Designing the WebCT instructional package involves re-design of existing instructional materials and the selection or design of new materials and placement in the CM. refer to the instructional materials. For example. to address the earlier question about motivation.. as an “instructional package” (2001). and lastly. With the instructional package in place. 1992). Consider Implementation At this point. This circular process involves repeated use of the WOWDOC and encourages reevaluation of the instructional package.6 This process of reflection and recommendations ensures the most appropriate media formats are selected based on the needs and capabilities of the instructor and students as well as the course goals. Dick et al. The WOWDOC analysis provides guidelines for execution of the instructional package. Evaluation methodologies are developed as part of the instructional package as a result of the WOWDOC analysis. the instructor/designer is ready to complete the WebCT instructional package and implement instruction. Gagne et al. Conclusion The Dick and Carey model continues to be widely used and widely accepted and referenced by academia and business (Dick. It provides the foundation for the structure of content materials. print and mediated. 1996. the designer may use a survey question in association with the content to ascertain student reaction to the materials. Information gathered through this kind of evaluation is then used to re-design the materials in the next cycle. A number of instructional design . implementation of instruction involves not only the actual teaching of the course but the formative evaluation of course performance. it guides the selection of CM features that best fit the content itself with respect to the course learning outcomes.

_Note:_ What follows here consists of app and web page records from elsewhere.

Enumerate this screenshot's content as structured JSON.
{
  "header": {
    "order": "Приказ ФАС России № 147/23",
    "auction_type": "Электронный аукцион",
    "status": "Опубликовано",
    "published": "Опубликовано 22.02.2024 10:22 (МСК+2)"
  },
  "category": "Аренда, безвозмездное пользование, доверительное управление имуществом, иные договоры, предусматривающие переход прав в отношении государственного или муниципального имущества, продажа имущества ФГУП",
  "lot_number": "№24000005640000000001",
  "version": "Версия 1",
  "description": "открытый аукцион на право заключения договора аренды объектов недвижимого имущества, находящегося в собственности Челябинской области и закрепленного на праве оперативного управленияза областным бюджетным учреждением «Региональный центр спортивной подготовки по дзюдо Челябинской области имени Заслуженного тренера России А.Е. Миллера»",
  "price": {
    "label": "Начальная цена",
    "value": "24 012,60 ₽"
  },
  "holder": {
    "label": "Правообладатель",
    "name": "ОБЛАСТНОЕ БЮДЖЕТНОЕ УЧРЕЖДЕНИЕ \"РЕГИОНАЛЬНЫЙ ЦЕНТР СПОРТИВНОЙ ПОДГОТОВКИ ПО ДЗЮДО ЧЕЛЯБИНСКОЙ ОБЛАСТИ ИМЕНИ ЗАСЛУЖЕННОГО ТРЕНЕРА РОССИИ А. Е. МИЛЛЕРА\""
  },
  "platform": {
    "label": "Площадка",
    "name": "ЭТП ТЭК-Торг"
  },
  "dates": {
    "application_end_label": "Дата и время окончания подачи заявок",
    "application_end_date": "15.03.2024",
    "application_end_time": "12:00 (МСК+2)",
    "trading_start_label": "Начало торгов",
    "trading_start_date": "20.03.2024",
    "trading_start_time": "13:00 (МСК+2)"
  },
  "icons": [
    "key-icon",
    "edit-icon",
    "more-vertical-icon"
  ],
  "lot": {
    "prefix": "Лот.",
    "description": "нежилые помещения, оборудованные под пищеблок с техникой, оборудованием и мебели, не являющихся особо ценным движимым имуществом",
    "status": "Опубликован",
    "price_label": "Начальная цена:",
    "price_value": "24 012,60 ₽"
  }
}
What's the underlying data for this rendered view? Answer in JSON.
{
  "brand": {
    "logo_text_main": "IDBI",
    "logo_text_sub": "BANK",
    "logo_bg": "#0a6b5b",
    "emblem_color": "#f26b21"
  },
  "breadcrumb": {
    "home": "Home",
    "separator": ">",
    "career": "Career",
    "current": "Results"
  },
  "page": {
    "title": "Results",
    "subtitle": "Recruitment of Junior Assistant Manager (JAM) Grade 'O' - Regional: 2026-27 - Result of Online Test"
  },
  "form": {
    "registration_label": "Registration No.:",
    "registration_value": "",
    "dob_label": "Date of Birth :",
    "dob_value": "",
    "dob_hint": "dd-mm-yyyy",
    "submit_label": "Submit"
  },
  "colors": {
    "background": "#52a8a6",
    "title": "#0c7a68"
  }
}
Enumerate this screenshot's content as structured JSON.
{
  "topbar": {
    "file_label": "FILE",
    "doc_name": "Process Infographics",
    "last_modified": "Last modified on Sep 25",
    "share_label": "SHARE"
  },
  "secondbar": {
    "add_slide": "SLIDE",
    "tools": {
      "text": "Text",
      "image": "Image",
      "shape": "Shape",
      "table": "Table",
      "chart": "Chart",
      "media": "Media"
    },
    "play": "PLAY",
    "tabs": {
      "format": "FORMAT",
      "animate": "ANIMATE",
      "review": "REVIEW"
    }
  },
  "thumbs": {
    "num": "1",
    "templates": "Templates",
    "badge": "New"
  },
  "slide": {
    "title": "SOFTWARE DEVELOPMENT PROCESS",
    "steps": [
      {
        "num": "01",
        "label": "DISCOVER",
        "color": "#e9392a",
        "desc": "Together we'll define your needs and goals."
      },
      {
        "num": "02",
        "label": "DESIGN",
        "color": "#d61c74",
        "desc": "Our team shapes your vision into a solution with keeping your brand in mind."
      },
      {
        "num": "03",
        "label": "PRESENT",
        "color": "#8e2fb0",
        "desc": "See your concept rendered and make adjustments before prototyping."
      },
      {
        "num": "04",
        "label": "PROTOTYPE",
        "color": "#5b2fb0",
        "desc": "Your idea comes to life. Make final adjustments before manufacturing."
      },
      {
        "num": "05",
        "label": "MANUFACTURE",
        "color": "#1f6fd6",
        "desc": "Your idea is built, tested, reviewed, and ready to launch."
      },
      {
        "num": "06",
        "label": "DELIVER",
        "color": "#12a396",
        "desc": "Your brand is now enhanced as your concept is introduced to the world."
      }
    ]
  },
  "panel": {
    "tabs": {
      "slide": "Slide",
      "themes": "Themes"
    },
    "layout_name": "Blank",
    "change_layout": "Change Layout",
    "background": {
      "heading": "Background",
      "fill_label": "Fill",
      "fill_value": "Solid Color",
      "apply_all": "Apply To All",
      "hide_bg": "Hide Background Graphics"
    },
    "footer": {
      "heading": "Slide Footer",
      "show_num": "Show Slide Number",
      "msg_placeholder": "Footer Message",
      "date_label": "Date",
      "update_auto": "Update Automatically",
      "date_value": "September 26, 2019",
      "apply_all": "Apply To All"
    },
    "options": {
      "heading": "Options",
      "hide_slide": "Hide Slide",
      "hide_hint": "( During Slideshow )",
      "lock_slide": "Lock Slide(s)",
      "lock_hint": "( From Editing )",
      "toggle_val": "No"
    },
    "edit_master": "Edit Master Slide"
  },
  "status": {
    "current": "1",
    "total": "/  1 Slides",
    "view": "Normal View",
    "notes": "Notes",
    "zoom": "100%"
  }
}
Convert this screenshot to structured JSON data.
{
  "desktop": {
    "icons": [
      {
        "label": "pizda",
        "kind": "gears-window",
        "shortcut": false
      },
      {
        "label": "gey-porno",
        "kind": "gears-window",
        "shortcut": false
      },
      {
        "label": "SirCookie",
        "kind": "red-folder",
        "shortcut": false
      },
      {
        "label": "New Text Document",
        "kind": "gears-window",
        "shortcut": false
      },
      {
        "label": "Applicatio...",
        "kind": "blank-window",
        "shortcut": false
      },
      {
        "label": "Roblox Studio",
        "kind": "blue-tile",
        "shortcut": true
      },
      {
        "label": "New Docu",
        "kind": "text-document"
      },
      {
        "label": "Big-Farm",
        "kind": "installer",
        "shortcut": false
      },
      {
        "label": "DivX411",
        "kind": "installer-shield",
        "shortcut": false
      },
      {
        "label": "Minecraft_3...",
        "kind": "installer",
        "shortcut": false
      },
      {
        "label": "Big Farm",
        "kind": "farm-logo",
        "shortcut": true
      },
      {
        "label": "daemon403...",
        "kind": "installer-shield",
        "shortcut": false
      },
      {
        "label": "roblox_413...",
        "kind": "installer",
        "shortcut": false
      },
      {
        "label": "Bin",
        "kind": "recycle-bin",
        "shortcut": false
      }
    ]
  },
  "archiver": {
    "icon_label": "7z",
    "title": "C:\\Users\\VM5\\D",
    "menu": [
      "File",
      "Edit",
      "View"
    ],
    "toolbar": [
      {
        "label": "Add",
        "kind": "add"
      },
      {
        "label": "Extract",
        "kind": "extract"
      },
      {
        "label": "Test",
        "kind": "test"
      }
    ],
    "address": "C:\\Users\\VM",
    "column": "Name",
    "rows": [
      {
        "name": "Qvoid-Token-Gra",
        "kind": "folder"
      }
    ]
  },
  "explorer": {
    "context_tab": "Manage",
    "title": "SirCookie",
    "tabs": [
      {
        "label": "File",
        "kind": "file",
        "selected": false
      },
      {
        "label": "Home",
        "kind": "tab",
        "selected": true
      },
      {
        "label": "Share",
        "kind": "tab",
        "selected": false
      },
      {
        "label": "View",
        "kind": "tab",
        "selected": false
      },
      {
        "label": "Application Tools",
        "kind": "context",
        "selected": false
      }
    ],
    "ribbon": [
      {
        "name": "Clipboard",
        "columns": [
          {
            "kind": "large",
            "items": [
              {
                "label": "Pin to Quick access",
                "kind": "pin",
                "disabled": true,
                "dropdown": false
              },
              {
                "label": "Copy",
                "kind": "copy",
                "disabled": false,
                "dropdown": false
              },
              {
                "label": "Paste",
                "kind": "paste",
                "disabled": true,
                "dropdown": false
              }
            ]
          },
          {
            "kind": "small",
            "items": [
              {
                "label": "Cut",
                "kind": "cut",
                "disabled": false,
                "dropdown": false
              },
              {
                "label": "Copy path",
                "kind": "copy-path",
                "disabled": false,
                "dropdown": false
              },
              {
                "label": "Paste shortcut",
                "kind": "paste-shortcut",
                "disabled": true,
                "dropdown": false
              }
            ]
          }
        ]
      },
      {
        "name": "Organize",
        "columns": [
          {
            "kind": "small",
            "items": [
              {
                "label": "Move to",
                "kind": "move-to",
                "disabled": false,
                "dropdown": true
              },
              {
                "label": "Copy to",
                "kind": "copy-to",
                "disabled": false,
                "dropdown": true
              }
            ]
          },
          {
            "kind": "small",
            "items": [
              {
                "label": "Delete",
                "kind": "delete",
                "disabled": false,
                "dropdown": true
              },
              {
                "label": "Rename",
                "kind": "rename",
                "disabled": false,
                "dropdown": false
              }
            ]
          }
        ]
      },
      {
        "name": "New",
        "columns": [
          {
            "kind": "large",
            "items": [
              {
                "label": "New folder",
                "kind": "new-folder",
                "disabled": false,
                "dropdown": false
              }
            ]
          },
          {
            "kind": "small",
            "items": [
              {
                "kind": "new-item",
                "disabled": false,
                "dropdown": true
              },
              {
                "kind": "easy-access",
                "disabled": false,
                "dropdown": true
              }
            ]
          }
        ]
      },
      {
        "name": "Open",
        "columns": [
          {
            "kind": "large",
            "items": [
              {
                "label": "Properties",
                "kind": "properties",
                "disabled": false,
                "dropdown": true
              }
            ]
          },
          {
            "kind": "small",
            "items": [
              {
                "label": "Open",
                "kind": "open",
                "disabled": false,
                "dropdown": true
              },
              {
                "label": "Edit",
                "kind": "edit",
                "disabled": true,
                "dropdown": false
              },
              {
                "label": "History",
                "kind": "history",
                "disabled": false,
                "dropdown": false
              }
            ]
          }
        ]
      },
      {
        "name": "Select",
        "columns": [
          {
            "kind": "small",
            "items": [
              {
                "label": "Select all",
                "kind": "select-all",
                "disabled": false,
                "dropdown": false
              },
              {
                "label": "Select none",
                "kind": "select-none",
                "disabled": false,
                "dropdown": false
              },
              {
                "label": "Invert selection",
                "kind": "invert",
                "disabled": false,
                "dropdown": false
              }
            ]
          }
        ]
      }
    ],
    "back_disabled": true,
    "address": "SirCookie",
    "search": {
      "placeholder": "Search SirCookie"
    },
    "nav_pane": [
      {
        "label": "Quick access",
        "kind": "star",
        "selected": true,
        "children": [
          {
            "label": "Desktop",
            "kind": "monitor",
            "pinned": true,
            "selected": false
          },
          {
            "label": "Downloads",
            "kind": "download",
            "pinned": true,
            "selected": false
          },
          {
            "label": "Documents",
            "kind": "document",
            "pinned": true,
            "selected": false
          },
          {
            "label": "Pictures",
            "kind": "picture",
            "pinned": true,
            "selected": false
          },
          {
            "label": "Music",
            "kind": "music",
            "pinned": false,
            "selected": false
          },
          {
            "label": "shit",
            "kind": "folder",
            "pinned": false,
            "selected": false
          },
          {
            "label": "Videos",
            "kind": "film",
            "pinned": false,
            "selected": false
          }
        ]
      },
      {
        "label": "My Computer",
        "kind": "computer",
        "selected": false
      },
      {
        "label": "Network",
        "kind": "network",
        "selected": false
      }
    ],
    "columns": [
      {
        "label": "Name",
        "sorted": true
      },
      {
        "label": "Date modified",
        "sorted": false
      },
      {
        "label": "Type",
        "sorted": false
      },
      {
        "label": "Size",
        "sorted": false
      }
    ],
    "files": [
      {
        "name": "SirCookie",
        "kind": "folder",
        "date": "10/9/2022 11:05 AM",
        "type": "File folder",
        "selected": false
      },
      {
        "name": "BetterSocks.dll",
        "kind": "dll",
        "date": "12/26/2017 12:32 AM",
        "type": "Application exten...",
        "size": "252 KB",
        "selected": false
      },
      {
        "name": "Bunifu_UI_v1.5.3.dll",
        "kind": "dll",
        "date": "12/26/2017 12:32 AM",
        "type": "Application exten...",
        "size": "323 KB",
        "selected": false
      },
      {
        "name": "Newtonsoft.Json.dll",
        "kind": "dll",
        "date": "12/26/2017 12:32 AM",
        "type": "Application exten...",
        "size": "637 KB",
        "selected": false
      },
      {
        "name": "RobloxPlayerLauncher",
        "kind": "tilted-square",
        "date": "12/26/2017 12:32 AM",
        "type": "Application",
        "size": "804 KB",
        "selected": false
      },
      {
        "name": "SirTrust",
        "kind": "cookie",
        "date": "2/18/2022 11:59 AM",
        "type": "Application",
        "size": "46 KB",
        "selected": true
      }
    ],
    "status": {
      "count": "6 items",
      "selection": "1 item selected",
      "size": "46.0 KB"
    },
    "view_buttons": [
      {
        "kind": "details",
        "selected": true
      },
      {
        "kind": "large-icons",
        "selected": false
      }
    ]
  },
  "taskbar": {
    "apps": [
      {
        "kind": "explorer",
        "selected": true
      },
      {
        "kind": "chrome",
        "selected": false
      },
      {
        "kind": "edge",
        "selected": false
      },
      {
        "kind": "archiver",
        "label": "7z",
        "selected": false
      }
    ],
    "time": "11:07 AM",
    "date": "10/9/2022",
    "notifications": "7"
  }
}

the WOWDOC aids faculty in beginning the process of moving instruction to WebCT. Gagne et al. Utilizing the Dick and Carey guidelines. .. 1992). Most instructional designers recognize the ongoing scrutiny and improvement of instruction as one of the most important steps to the instructional design process (Dick et al. The transition from classroom content to Web-enhanced course content should be strategically planned and tools like the WOWDOC provide the pedagogical direction for those designing instruction within a WebCT Content Module. become manageable with the instructional strategies and recommended uses offered in the Dick and Carey model.. but many have not been successfully interfaced with the challenges of Web-assisted instruction.7 models are available for evaluation and practical use today. 2001. Many of the challenges of developing course content for use in courseware like WebCT.

W.).).. & Wager. The instructional planning self-reflective tool: A method for promoting effective lesson planning.. O. Frieson. (2001).. & Chung. The systematic design of instruction (5th ed. H.). Byun. W. 57-60. 39(6). & Jones... Fraser. M. Web visualization for teachers. & Carey. N. Hallett. 58-64. Dick. New York: Addison-Wesley. Toronto: McGraw-Hill Ryerson. Carey.. . M. Gagne. Principles of instructional design (4th ed.8 References Baylor. Longman. S. F.. W. Educational Technology. 41(2). C. (2001). Educational Technology. Harmon. R.. A... J. Systematic planning in the design of an educational web site. Syllabus. Briggs. 40(5). L. 18-36.. A. (2001)... 28-32. New York: Harcourt Brace College Publishers. (1999).. (2000). Kitsantas. K. M. Educational Technology.. A. (1992). G. Guide for WebCT 3 for instructors (1st ed. Supporting instructors in the creation of online distance education courses: Lessons learned. Ruffini. P. H.. 14(8). Educational Technology. 57-60. The five levels of web use in education: Factors to consider in planning online courses.. W. J. (2000). (2001). 40(2). L. & Essex.